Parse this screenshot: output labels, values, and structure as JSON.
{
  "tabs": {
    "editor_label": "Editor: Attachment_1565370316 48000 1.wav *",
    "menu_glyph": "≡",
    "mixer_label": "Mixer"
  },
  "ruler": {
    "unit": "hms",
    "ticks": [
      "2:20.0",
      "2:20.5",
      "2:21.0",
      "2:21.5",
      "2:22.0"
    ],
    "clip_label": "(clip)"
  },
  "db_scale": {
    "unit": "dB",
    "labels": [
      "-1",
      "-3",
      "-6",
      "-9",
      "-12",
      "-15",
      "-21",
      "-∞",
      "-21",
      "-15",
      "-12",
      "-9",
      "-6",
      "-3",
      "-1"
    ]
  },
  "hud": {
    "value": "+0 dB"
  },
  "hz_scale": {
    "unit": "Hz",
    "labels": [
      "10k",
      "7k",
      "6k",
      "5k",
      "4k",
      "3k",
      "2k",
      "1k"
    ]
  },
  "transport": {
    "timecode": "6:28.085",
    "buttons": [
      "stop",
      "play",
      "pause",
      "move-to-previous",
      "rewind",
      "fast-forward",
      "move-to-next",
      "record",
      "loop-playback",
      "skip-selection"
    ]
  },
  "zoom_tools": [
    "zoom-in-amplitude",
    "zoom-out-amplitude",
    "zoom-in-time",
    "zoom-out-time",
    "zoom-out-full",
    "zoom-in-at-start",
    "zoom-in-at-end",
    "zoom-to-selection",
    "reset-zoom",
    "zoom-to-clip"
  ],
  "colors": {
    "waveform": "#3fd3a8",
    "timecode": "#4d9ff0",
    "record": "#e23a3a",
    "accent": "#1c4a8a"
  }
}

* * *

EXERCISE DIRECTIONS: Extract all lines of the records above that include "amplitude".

WORKED SOLUTION:
    "zoom-in-amplitude",
    "zoom-out-amplitude",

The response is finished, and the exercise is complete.